OpenGL Visualization library for CUDA Programs

by Andrew Danner and Tia Newhall, Computer Science Department, Swarthmore College
Library Documentation
Additional details and full source are available at

This code allows provides an easy to use class that helps users visualize data processed by CUDA kernels. Tested on CUDA 8.0 and OpenGL 4.0, the code should work on modern NVIDIA graphics hardware/software combinations.


Many of these can be installed through your package manager, e.g., apt-get, yum, port, or brew.

Quick Build Directions

mkdir build
cd build
cmake ..
make -j8

After creating the build directory and running cmake once, you should only need to run make -j8 in the build/ directory if you modify the files.

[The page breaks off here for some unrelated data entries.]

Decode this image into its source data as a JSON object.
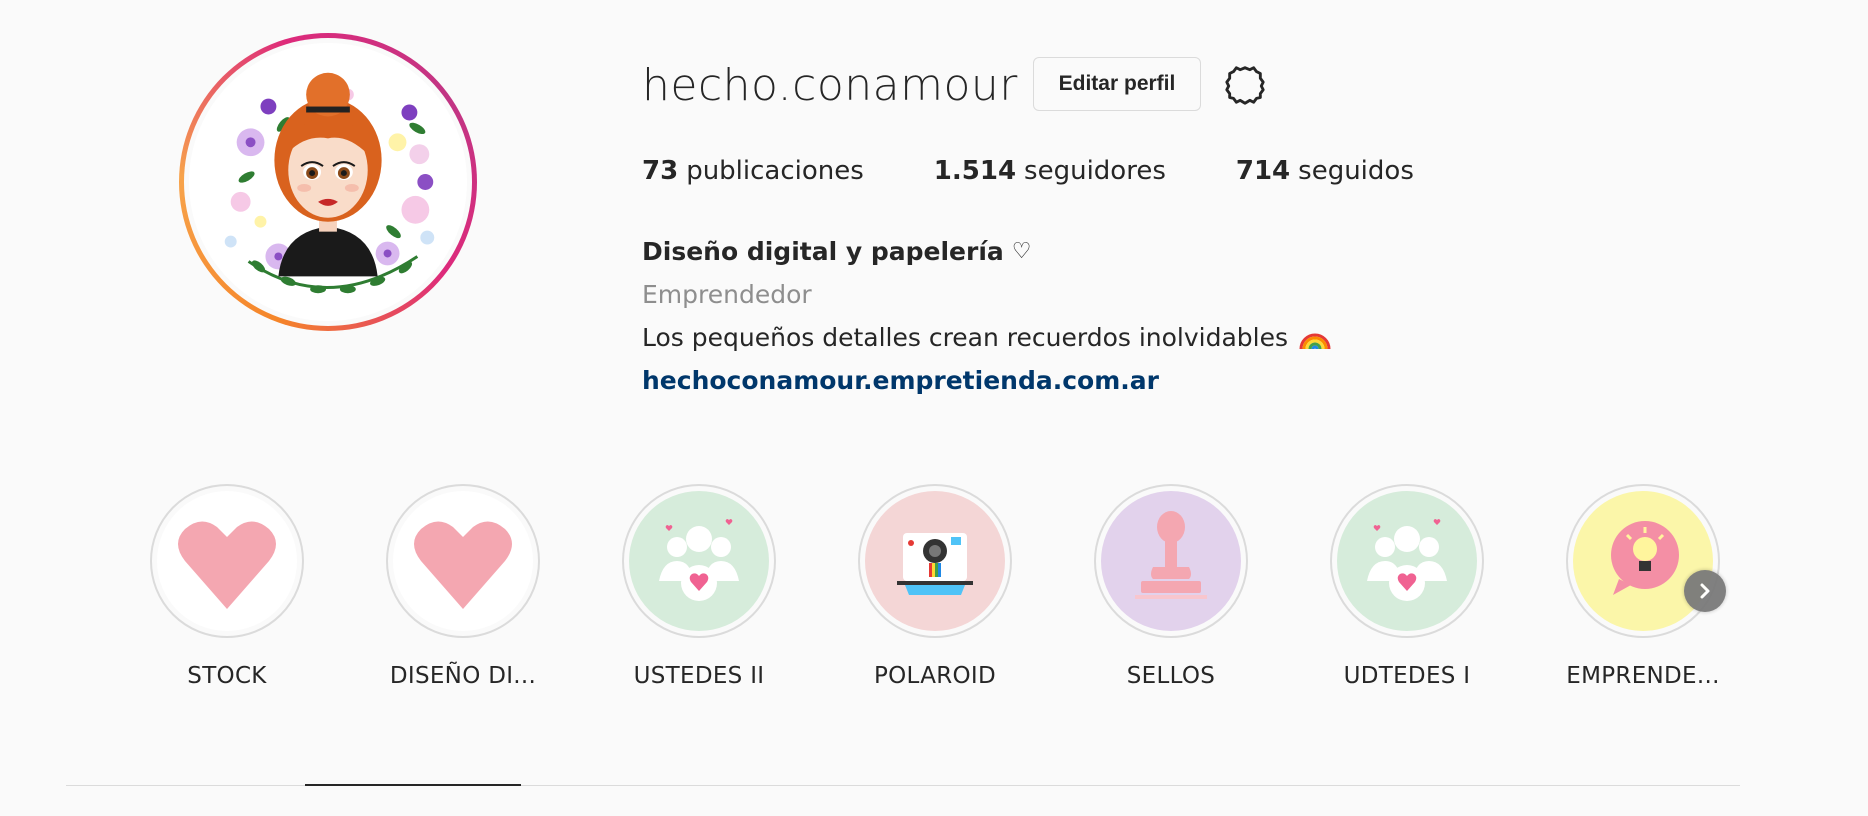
{
  "profile": {
    "username": "hecho.conamour",
    "edit_label": "Editar perfil",
    "settings_icon": "settings-gear-icon",
    "avatar_icon": "illustrated-profile-avatar"
  },
  "stats": {
    "posts_count": "73",
    "posts_label": "publicaciones",
    "followers_count": "1.514",
    "followers_label": "seguidores",
    "following_count": "714",
    "following_label": "seguidos"
  },
  "bio": {
    "name": "Diseño digital y papelería",
    "name_symbol": "♡",
    "category": "Emprendedor",
    "text": "Los pequeños detalles crean recuerdos inolvidables",
    "emoji_icon": "rainbow-icon",
    "link": "hechoconamour.empretienda.com.ar"
  },
  "highlights": [
    {
      "label": "STOCK",
      "icon": "pink-heart-icon",
      "bg": "#ffffff"
    },
    {
      "label": "DISEÑO DI...",
      "icon": "pink-heart-icon",
      "bg": "#ffffff"
    },
    {
      "label": "USTEDES II",
      "icon": "community-heart-icon",
      "bg": "#d6ecdb"
    },
    {
      "label": "POLAROID",
      "icon": "polaroid-camera-icon",
      "bg": "#f4d6d6"
    },
    {
      "label": "SELLOS",
      "icon": "stamp-icon",
      "bg": "#e2d2ec"
    },
    {
      "label": "UDTEDES I",
      "icon": "community-heart-icon",
      "bg": "#d6ecdb"
    },
    {
      "label": "EMPRENDE...",
      "icon": "lightbulb-bubble-icon",
      "bg": "#fbf6a9"
    }
  ],
  "colors": {
    "link": "#00376b",
    "ring_gradient_start": "#f58529",
    "ring_gradient_end": "#dd2a7b",
    "heart_pink": "#f4a7b1"
  }
}
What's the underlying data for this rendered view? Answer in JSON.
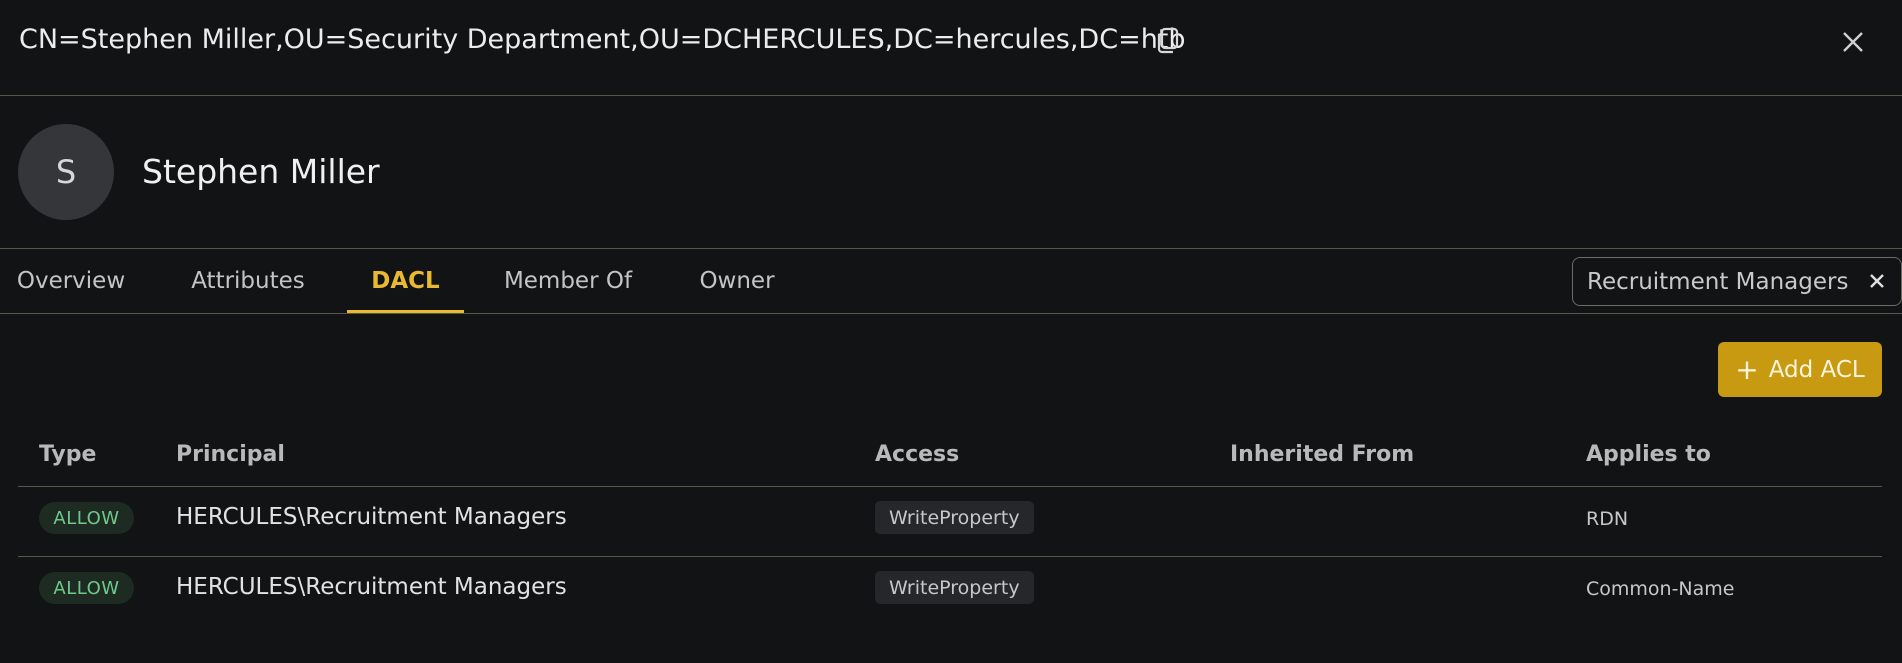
{
  "dialog": {
    "dn": "CN=Stephen Miller,OU=Security Department,OU=DCHERCULES,DC=hercules,DC=htb",
    "icons": {
      "copy": "copy-icon",
      "close": "close-icon",
      "clear": "clear-icon"
    }
  },
  "object": {
    "avatar_initial": "S",
    "name": "Stephen Miller"
  },
  "tabs": [
    {
      "label": "Overview"
    },
    {
      "label": "Attributes"
    },
    {
      "label": "DACL",
      "active": true
    },
    {
      "label": "Member Of"
    },
    {
      "label": "Owner"
    }
  ],
  "filter": {
    "value": "Recruitment Managers"
  },
  "toolbar": {
    "add_acl_label": "Add ACL",
    "add_icon": "+"
  },
  "table": {
    "headers": [
      "Type",
      "Principal",
      "Access",
      "Inherited From",
      "Applies to"
    ],
    "rows": [
      {
        "type": "ALLOW",
        "principal": "HERCULES\\Recruitment Managers",
        "access": "WriteProperty",
        "inherited_from": "",
        "applies_to": "RDN"
      },
      {
        "type": "ALLOW",
        "principal": "HERCULES\\Recruitment Managers",
        "access": "WriteProperty",
        "inherited_from": "",
        "applies_to": "Common-Name"
      }
    ]
  },
  "colors": {
    "accent": "#e8b931",
    "button": "#c89a12",
    "allow_text": "#6fc98a",
    "background": "#121314"
  }
}
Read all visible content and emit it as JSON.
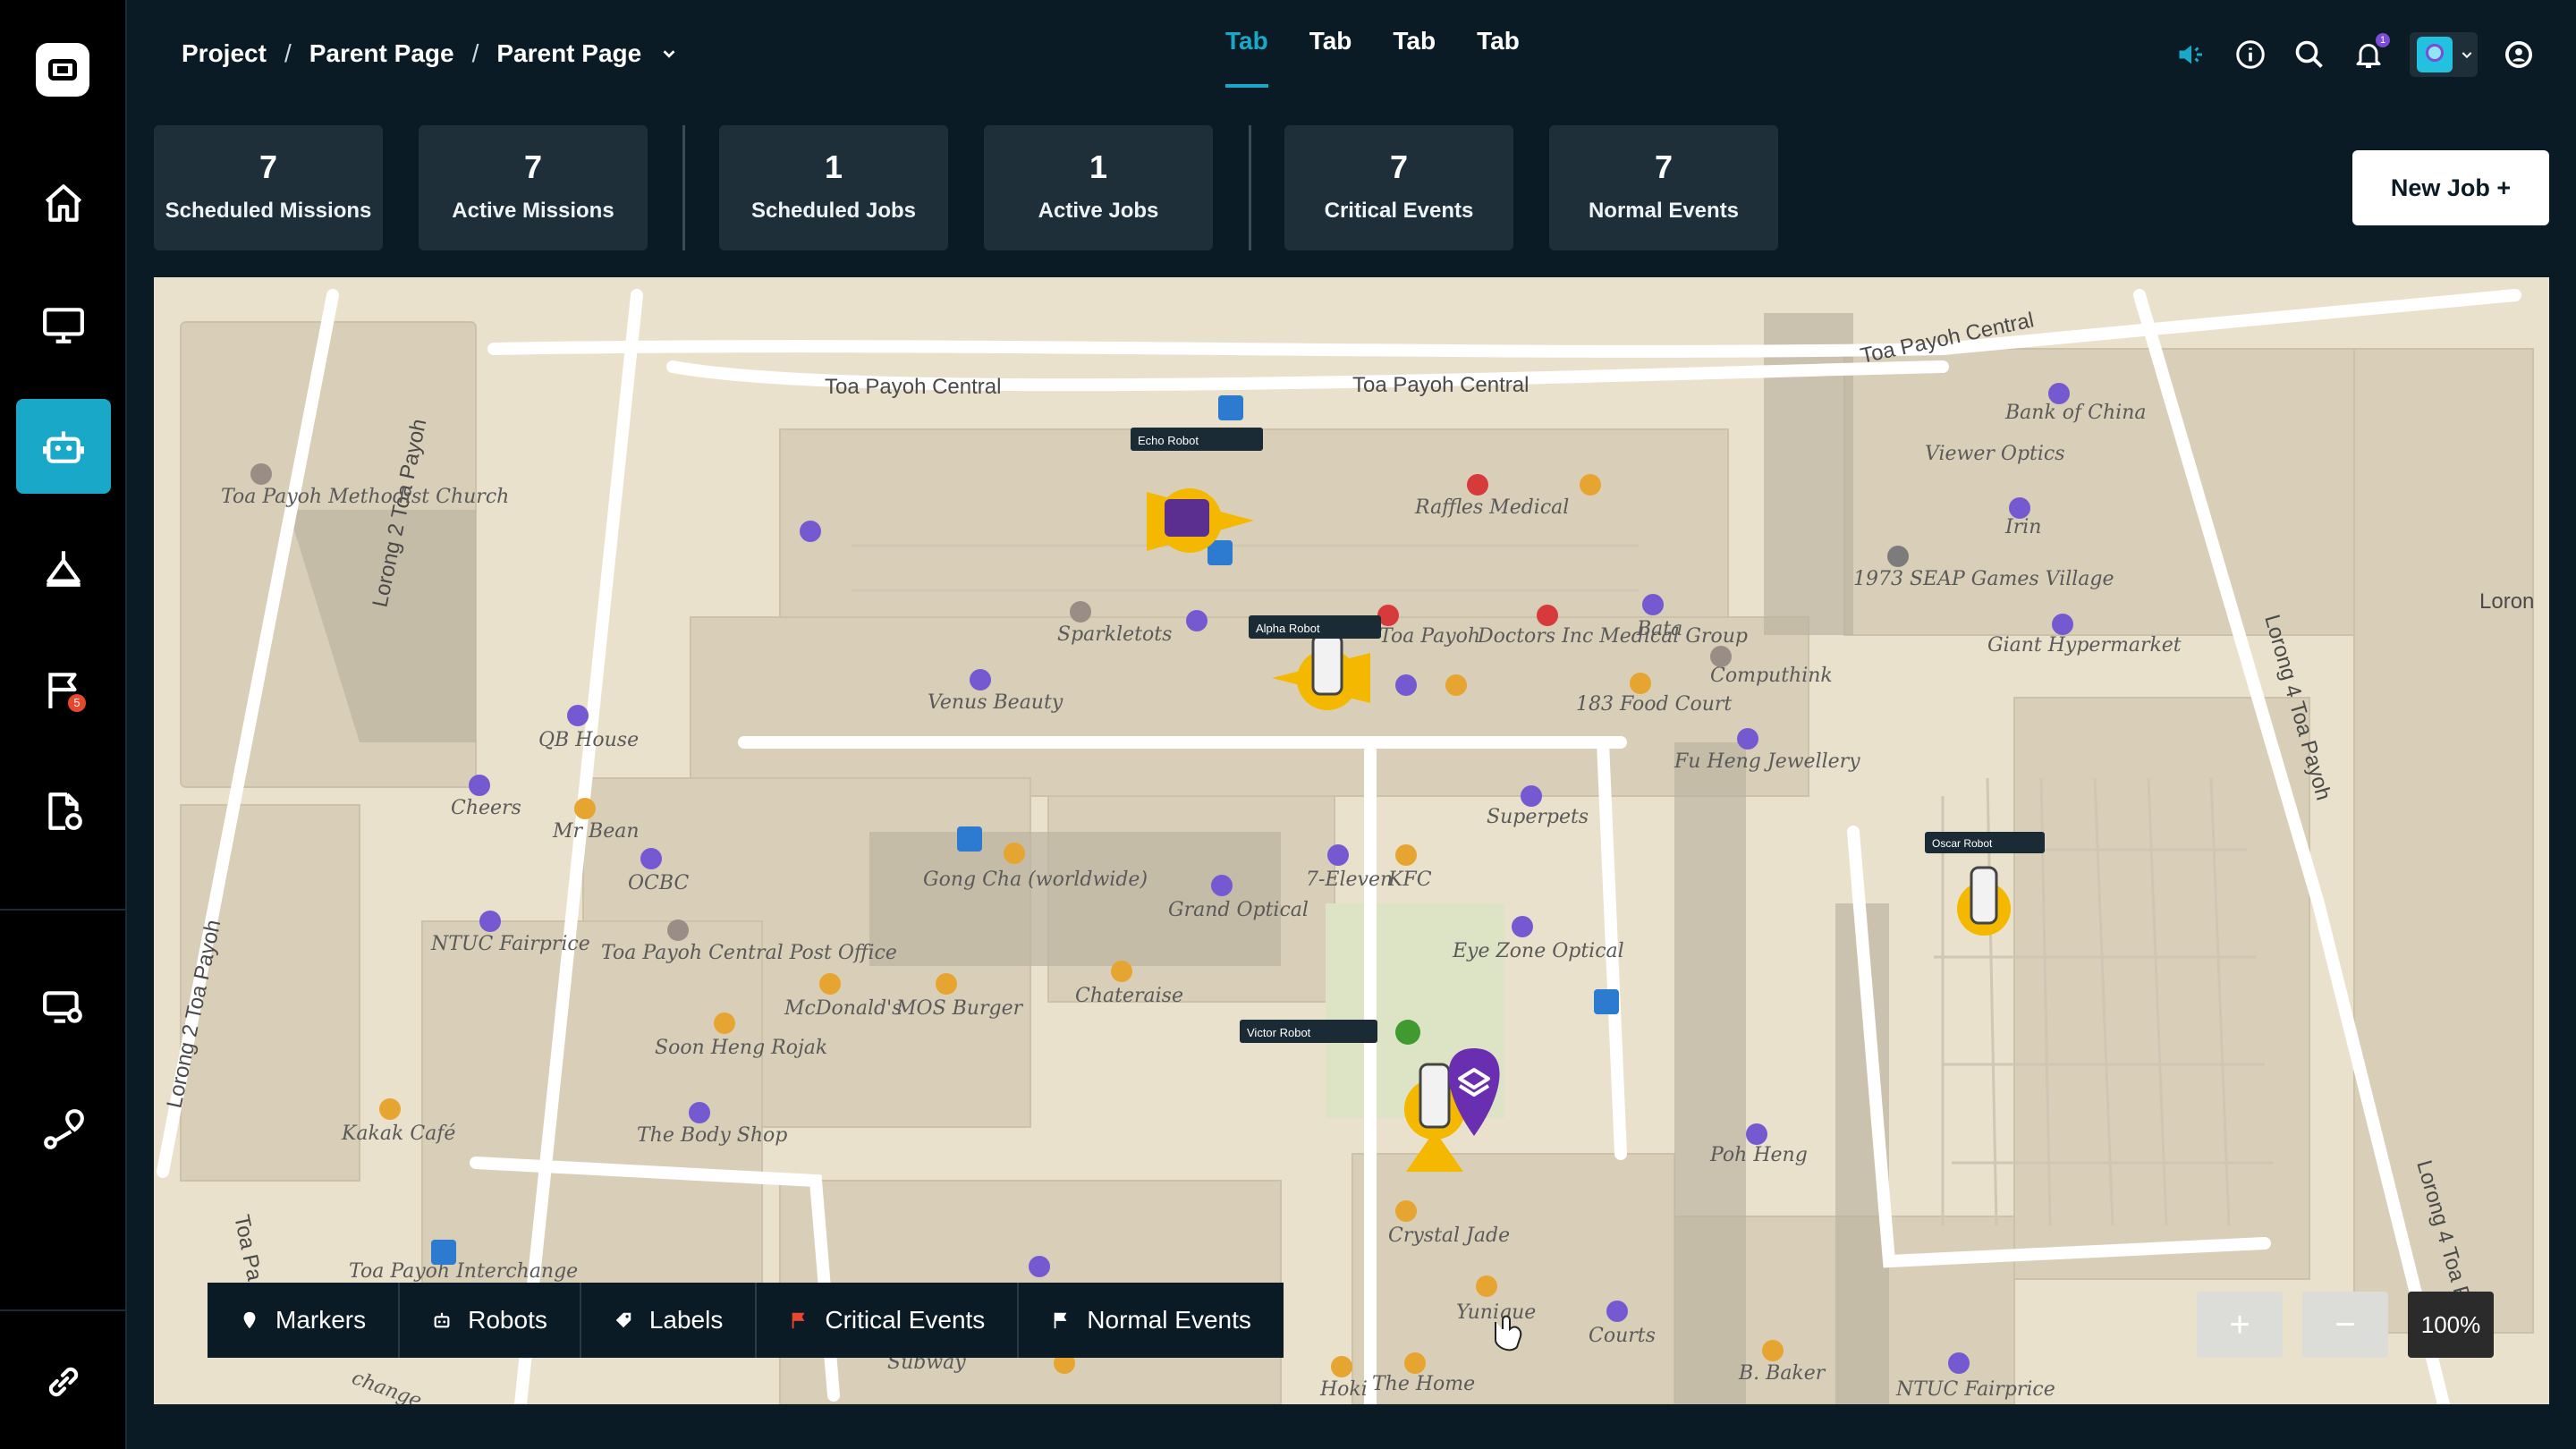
{
  "breadcrumb": {
    "items": [
      "Project",
      "Parent Page",
      "Parent Page"
    ],
    "sep": "/"
  },
  "tabs": [
    "Tab",
    "Tab",
    "Tab",
    "Tab"
  ],
  "header_icons": [
    "mute-icon",
    "info-icon",
    "search-icon",
    "bell-icon",
    "avatar",
    "user-icon"
  ],
  "notifications": {
    "count": "1"
  },
  "sidebar": {
    "items": [
      "home-icon",
      "monitor-icon",
      "robot-icon",
      "tripod-icon",
      "flag-icon",
      "document-icon",
      "desktop-settings-icon",
      "route-icon",
      "link-icon"
    ],
    "active": "robot-icon",
    "flag_badge": "5"
  },
  "stats": [
    {
      "value": "7",
      "label": "Scheduled Missions"
    },
    {
      "value": "7",
      "label": "Active Missions"
    },
    {
      "value": "1",
      "label": "Scheduled Jobs"
    },
    {
      "value": "1",
      "label": "Active Jobs"
    },
    {
      "value": "7",
      "label": "Critical Events"
    },
    {
      "value": "7",
      "label": "Normal Events"
    }
  ],
  "new_job_label": "New Job +",
  "map": {
    "roads": [
      "Toa Payoh Central",
      "Toa Payoh Central",
      "Toa Payoh Central",
      "Lorong 2 Toa Payoh",
      "Lorong 2 Toa Payoh",
      "Lorong 4 Toa Payoh",
      "Lorong 4 Toa Payoh",
      "Loron",
      "Toa Pa"
    ],
    "pois": [
      "Toa Payoh Methodist Church",
      "Raffles Medical",
      "Bank of China",
      "Viewer Optics",
      "Irin",
      "1973 SEAP Games Village",
      "Giant Hypermarket",
      "Sparkletots",
      "Toa Payoh",
      "Doctors Inc Medical Group",
      "Bata",
      "Computhink",
      "Venus Beauty",
      "183 Food Court",
      "QB House",
      "Fu Heng Jewellery",
      "Cheers",
      "Mr Bean",
      "OCBC",
      "Gong Cha (worldwide)",
      "Superpets",
      "7-Eleven",
      "KFC",
      "Grand Optical",
      "NTUC Fairprice",
      "Toa Payoh Central Post Office",
      "McDonald's",
      "MOS Burger",
      "Chateraise",
      "Eye Zone Optical",
      "Soon Heng Rojak",
      "Kakak Café",
      "The Body Shop",
      "Poh Heng",
      "Crystal Jade",
      "Toa Payoh Interchange",
      "Yunique",
      "Courts",
      "Hoki",
      "The Home",
      "B. Baker",
      "NTUC Fairprice",
      "change",
      "Subway"
    ],
    "robots": [
      "Echo Robot",
      "Alpha Robot",
      "Victor Robot",
      "Oscar Robot"
    ],
    "colors": {
      "cone": "#f5b800",
      "pin": "#6a2fb0"
    }
  },
  "layers": [
    {
      "icon": "marker-icon",
      "label": "Markers"
    },
    {
      "icon": "robot-icon",
      "label": "Robots"
    },
    {
      "icon": "tag-icon",
      "label": "Labels"
    },
    {
      "icon": "critical-flag-icon",
      "label": "Critical Events"
    },
    {
      "icon": "flag-icon",
      "label": "Normal Events"
    }
  ],
  "zoom": {
    "in": "+",
    "out": "−",
    "level": "100%"
  }
}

Writing your own Animation

To write your own animation, follow the general outline provided in the examples,, and The primary step is to write an animation function, e.g.,
static void animate_ripple(uchar3 *disp, void *mycudadata);

The first parameter, disp, is a color buffer created automatically by the library on the GPU. The second parameter, mycudadata is a pointer to any user defined struct that provides additional information. The animation function will call a CUDA kernel to write values to the color buffer. After the kernel finishes, the library will display the image to the screen and then call the animation function again in a loop. Due to design limitation of the freeglut library, the animation function needs to be declared static.

The main function simply needs to create a GPUDisplayData object specifying the dimensions of the desired image, a pointer to the user defined data, and a string title.

GPUDisplayData my_display(info.size, info.size, &info, "Ripple CUDA");

To start the animation, call the AnimateComputation method with your new animation function, e.g.,


If some code cleanup or post processing of user data needs to happen after closing the window, you can register a clean up function prior to starting the animation:


In, the user specified data includes additional GPU buffers.


CUDA began deprecating older compute architectures in CUDA 7.5. If you are using a new CUDA version with very old NVIDIA GPUs, the CMakeLists.txt may misconfigure your build and result in code that compiles but seems to display white noise instead of a useful image. You can comment out the line


To use the deprecated architectures, but these will likely be removed in future versions of CUDA. Additionally, more complex examples like may run very slowly or not at all on older graphics hardware.


This library is inspired by and a simplified form of similar code from the text "CUDA by Example: An Introduction to General-Purpose GPU Programming". This software contains source code provided by NVIDIA Corporation. NVIDIA Copyright headers are retained in code copied verbatim from the book code samples.